▸ **TASK ITEM**
Copy each line of the data that has "Designer" in it.

Entries from a dataset of interfaces
BEGIN

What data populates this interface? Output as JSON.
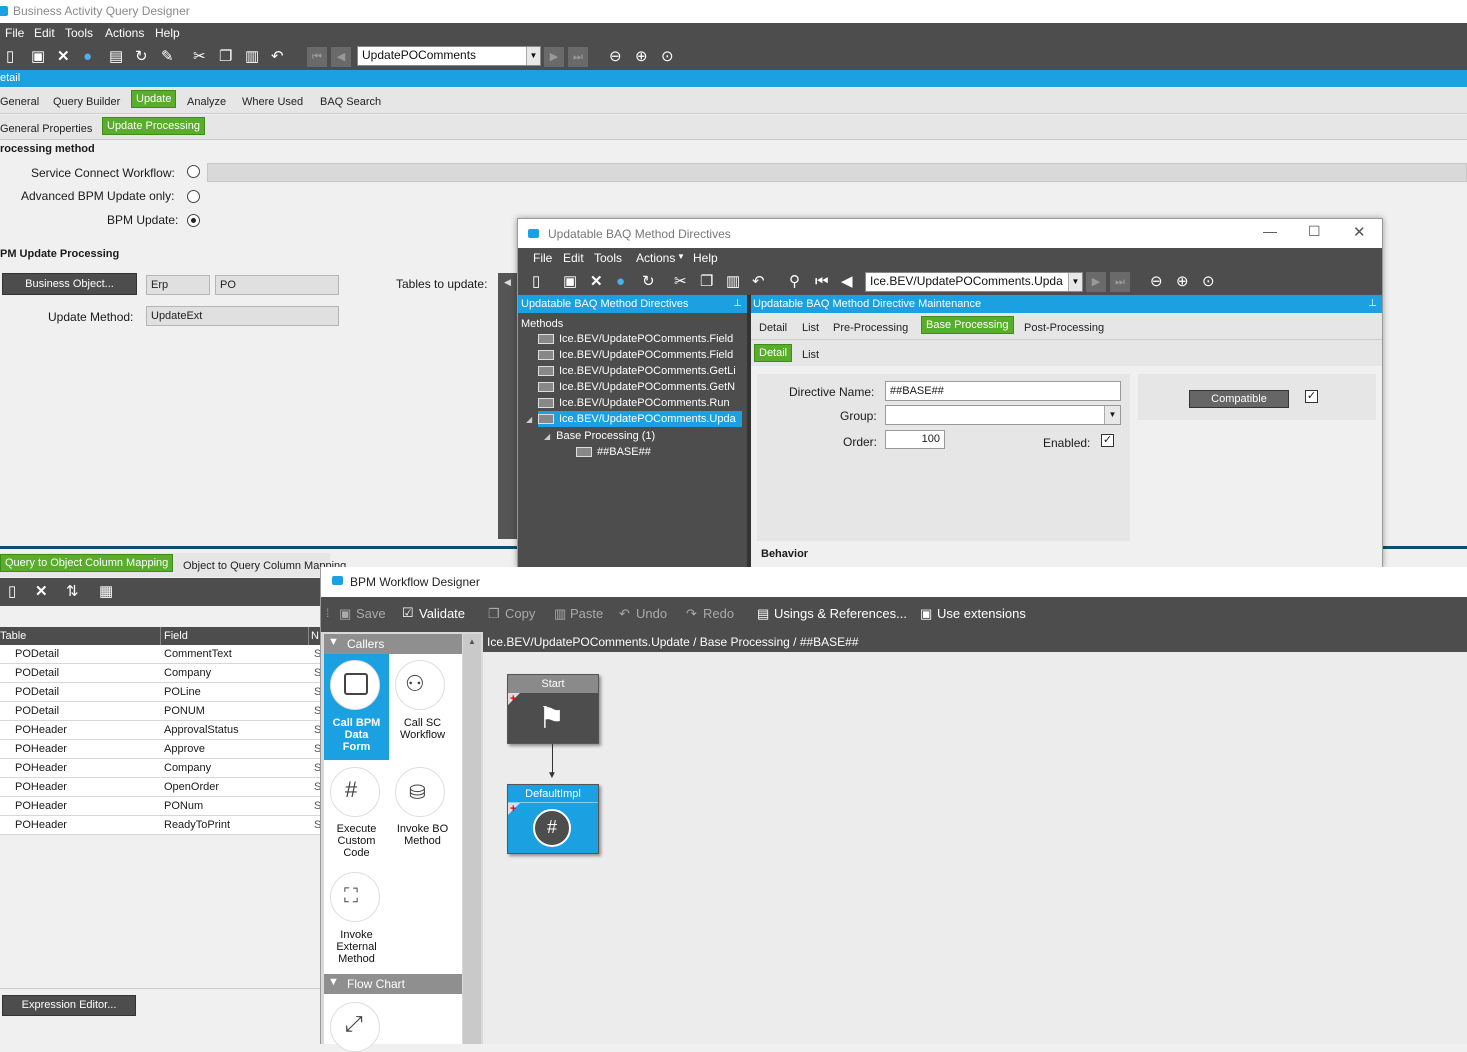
{
  "main": {
    "title": "Business Activity Query Designer",
    "menu": [
      "File",
      "Edit",
      "Tools",
      "Actions",
      "Help"
    ],
    "query_id": "UpdatePOComments",
    "detail_bar": "etail",
    "tabs1": [
      "General",
      "Query Builder",
      "Update",
      "Analyze",
      "Where Used",
      "BAQ Search"
    ],
    "tabs2": [
      "General Properties",
      "Update Processing"
    ],
    "processing_method": "rocessing method",
    "options": [
      "Service Connect Workflow:",
      "Advanced BPM Update only:",
      "BPM Update:"
    ],
    "bpm_section": "PM Update Processing",
    "business_object_btn": "Business Object...",
    "bo_fields": [
      "Erp",
      "PO"
    ],
    "tables_to_update": "Tables to update:",
    "update_method_label": "Update Method:",
    "update_method_value": "UpdateExt",
    "map_tabs": [
      "Query to Object Column Mapping",
      "Object to Query Column Mapping"
    ],
    "grid_headers": [
      "Table",
      "Field",
      "N"
    ],
    "grid_rows": [
      [
        "PODetail",
        "CommentText"
      ],
      [
        "PODetail",
        "Company"
      ],
      [
        "PODetail",
        "POLine"
      ],
      [
        "PODetail",
        "PONUM"
      ],
      [
        "POHeader",
        "ApprovalStatus"
      ],
      [
        "POHeader",
        "Approve"
      ],
      [
        "POHeader",
        "Company"
      ],
      [
        "POHeader",
        "OpenOrder"
      ],
      [
        "POHeader",
        "PONum"
      ],
      [
        "POHeader",
        "ReadyToPrint"
      ]
    ],
    "expression_editor": "Expression Editor..."
  },
  "directives": {
    "title": "Updatable BAQ Method Directives",
    "menu": [
      "File",
      "Edit",
      "Tools",
      "Actions",
      "Help"
    ],
    "combo": "Ice.BEV/UpdatePOComments.Upda",
    "left_header": "Updatable BAQ Method Directives",
    "right_header": "Updatable BAQ Method Directive Maintenance",
    "methods_label": "Methods",
    "methods": [
      "Ice.BEV/UpdatePOComments.Field",
      "Ice.BEV/UpdatePOComments.Field",
      "Ice.BEV/UpdatePOComments.GetLi",
      "Ice.BEV/UpdatePOComments.GetN",
      "Ice.BEV/UpdatePOComments.Run",
      "Ice.BEV/UpdatePOComments.Upda"
    ],
    "base_processing_node": "Base Processing (1)",
    "base_leaf": "##BASE##",
    "tabs": [
      "Detail",
      "List",
      "Pre-Processing",
      "Base Processing",
      "Post-Processing"
    ],
    "subtabs": [
      "Detail",
      "List"
    ],
    "directive_name_label": "Directive Name:",
    "directive_name": "##BASE##",
    "group_label": "Group:",
    "group_value": "",
    "order_label": "Order:",
    "order_value": "100",
    "enabled_label": "Enabled:",
    "compatible_btn": "Compatible",
    "behavior_label": "Behavior"
  },
  "workflow": {
    "title": "BPM Workflow Designer",
    "toolbar": [
      "Save",
      "Validate",
      "Copy",
      "Paste",
      "Undo",
      "Redo",
      "Usings & References...",
      "Use extensions"
    ],
    "callers_label": "Callers",
    "tools": [
      [
        "Call BPM",
        "Data",
        "Form"
      ],
      [
        "Call SC",
        "Workflow"
      ],
      [
        "Execute",
        "Custom",
        "Code"
      ],
      [
        "Invoke BO",
        "Method"
      ],
      [
        "Invoke",
        "External",
        "Method"
      ]
    ],
    "flowchart_label": "Flow Chart",
    "breadcrumb": "Ice.BEV/UpdatePOComments.Update / Base Processing / ##BASE##",
    "start_node": "Start",
    "impl_node": "DefaultImpl"
  },
  "colors": {
    "accent": "#1ba1e2",
    "green": "#58ad2b",
    "dark": "#4d4d4d"
  }
}
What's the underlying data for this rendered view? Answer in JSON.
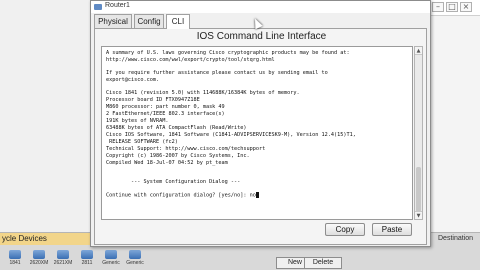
{
  "window": {
    "title": "Router1",
    "tabs": [
      {
        "label": "Physical"
      },
      {
        "label": "Config"
      },
      {
        "label": "CLI"
      }
    ],
    "active_tab": "CLI",
    "heading": "IOS Command Line Interface"
  },
  "terminal": {
    "lines": [
      "A summary of U.S. laws governing Cisco cryptographic products may be found at:",
      "http://www.cisco.com/wwl/export/crypto/tool/stqrg.html",
      "",
      "If you require further assistance please contact us by sending email to",
      "export@cisco.com.",
      "",
      "Cisco 1841 (revision 5.0) with 114688K/16384K bytes of memory.",
      "Processor board ID FTX0947Z18E",
      "M860 processor: part number 0, mask 49",
      "2 FastEthernet/IEEE 802.3 interface(s)",
      "191K bytes of NVRAM.",
      "63488K bytes of ATA CompactFlash (Read/Write)",
      "Cisco IOS Software, 1841 Software (C1841-ADVIPSERVICESK9-M), Version 12.4(15)T1,",
      " RELEASE SOFTWARE (fc2)",
      "Technical Support: http://www.cisco.com/techsupport",
      "Copyright (c) 1986-2007 by Cisco Systems, Inc.",
      "Compiled Wed 18-Jul-07 04:52 by pt_team",
      "",
      "",
      "        --- System Configuration Dialog ---",
      "",
      "Continue with configuration dialog? [yes/no]: no"
    ]
  },
  "buttons": {
    "copy": "Copy",
    "paste": "Paste"
  },
  "background": {
    "panel_title": "ycle Devices",
    "destination_label": "Destination",
    "devices": [
      "1841",
      "2620XM",
      "2621XM",
      "2811",
      "Generic",
      "Generic"
    ],
    "new_button": "New",
    "delete_button": "Delete"
  }
}
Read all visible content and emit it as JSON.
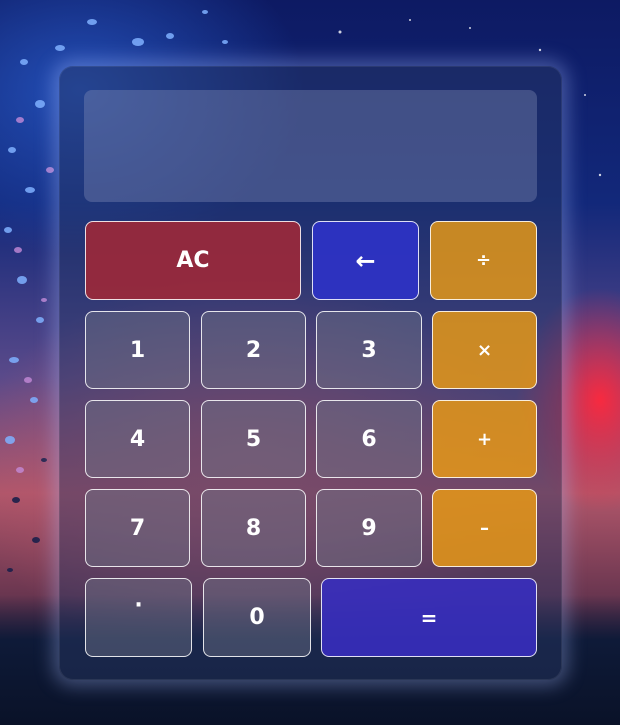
{
  "calculator": {
    "display_value": "",
    "keys": {
      "ac": "AC",
      "backspace": "←",
      "divide": "÷",
      "multiply": "×",
      "plus": "+",
      "minus": "–",
      "equals": "=",
      "decimal": "·",
      "d0": "0",
      "d1": "1",
      "d2": "2",
      "d3": "3",
      "d4": "4",
      "d5": "5",
      "d6": "6",
      "d7": "7",
      "d8": "8",
      "d9": "9"
    }
  },
  "colors": {
    "clear_key": "#a0283a",
    "backspace_key": "#2d32c8",
    "operator_key": "#eb9b14",
    "equals_key": "#372dbe",
    "digit_key": "#6e7387"
  }
}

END

▸ **SOLUTION TO THIS TASK**
    "title": "Business Activity Query Designer",
    "title": "BPM Workflow Designer",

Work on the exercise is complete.